Winter break is a long one at my kids’ school, with a few extra days’ padding for long-distance travel on either end; on top of this long period, many families take students out early and return them late, basically taking nearly a month off school to go home. Even if we had the funds for airfare to the US, I would probably not take this option. It would fatigue everyone, us and our hosts, at a demanding time of year. We spent the first week “staycationing” around Dubai, and the second week in Jordan.
Our original plan was a week in Turkey; but since we’re in the habit of second-guessing, we did just that and changed our tickets. We flew into Amman, rented a car and stayed at a resort on the Dead Sea. Of course, the chilly weather of the mountains came as a bit of a shock, but we’d stocked up on long sleeves and packed cold-weather clothes, and beside the Dead Sea, it was much milder.
We’re not really the type of family to hole up for a week at a resort, but it served as a cozy home base, where we could relax every night and fuel up with breakfast every morning before heading out on our adventures.
Our first full day took us to the top of Mount Nebo, where tradition holds that the Maker showed Moses* the promised land, and where some believe Moses may have died and been buried. There is no grave. No bones. But you can stand atop the mountain and look out over the Dead Sea and see all the way to Jerusalem. And it’s incredibly peaceful. There’s a church there, and it’s currently under construction, so the looks weren’t perfect. Until you stepped out to the platform to look over the land as Moses might have.
There were a few dips in the Dead Sea waters, some mud-slathering, a ride on a camel, and some visits with people my husband needed to see. One such visit included an outing to Umm Qais, the ancient city of Gadara. This, after climbing the heights with a view to Syria, the Golan Heights and Lebanon–including the last checkpoint, where they kept my husband’s passport while we visited the village. Just in case, I suppose.
The ruins offered more spectacular views of the heights and Lake Tiberias, formerly known as the Sea of Galilee. The whole visit, the wandering up and down the hills, relying on the hospitality of so many local people, felt apt for the season. The sprinkling of churches throughout the area, the visiting Maronite priests at the resort, the cool weather and the heavy presence of so many holy bones was just what our souls needed as an antidote to the hustle-bustle and material focus that is life in Dubai.
Another thought-provoking stop for us was the Cave of the Seven Sleepers, which lies on the outskirts of Amman. For something so revered in Islamic tradition (Surat Al Kahf is a constant reference), it was not made easy to find, and this was further complicated by ongoing road construction and detours, as well as Jordanians’ tendency to give directions by telling you to “keep going straight.” But we found it (after finally asking a woman, after having asked two men for directions), just in time to catch a presentation before the keeper locked up for midday break. The Cave is under supervision, as relic-thieves have in the past stolen things from it.

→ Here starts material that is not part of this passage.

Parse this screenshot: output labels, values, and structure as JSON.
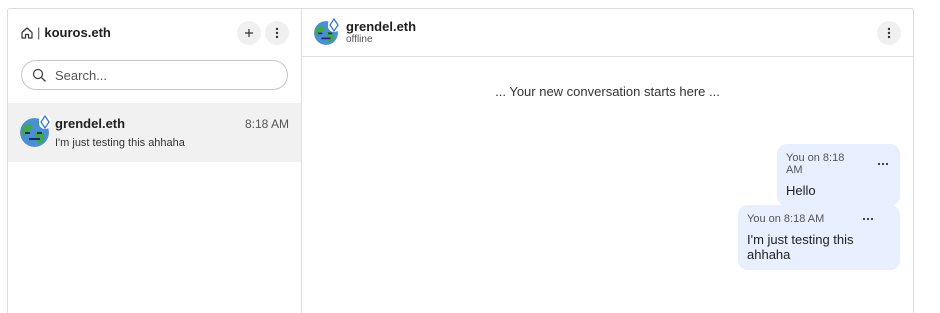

We were fortunate to have the opportunity to visit several families in the country, and of course each household presented the national meal, mansaf. The visits were friendly and relaxed, and it was apparent by these examples that in Jordan, family is incredibly important.
Our last day took us up along the borders back to the area of Wadi Shu’aib to the tomb of Prophet Shu’aib*. There is a lovely mosque with a courtyard and gardens, and the tomb is in an adjacent room. A busload of visitors from Syria and Turkey was getting ready to leave as we arrived. We spent a bit of time contemplating the story of this prophet and his people.
It is said in Islamic tradition that it is best not to visit the Dead Sea unless one is weeping or at least remembering the life of Lot* and the demise of the people who refused to listen to the prophets. To me, between the constant visual reminders of not only the prophets but the One who sends them, and the contrast between the peace of those places and steady streams of conflict all around, I could not help but vacillate between the weeping and the remembering.
*Peace and blessings be upon them all.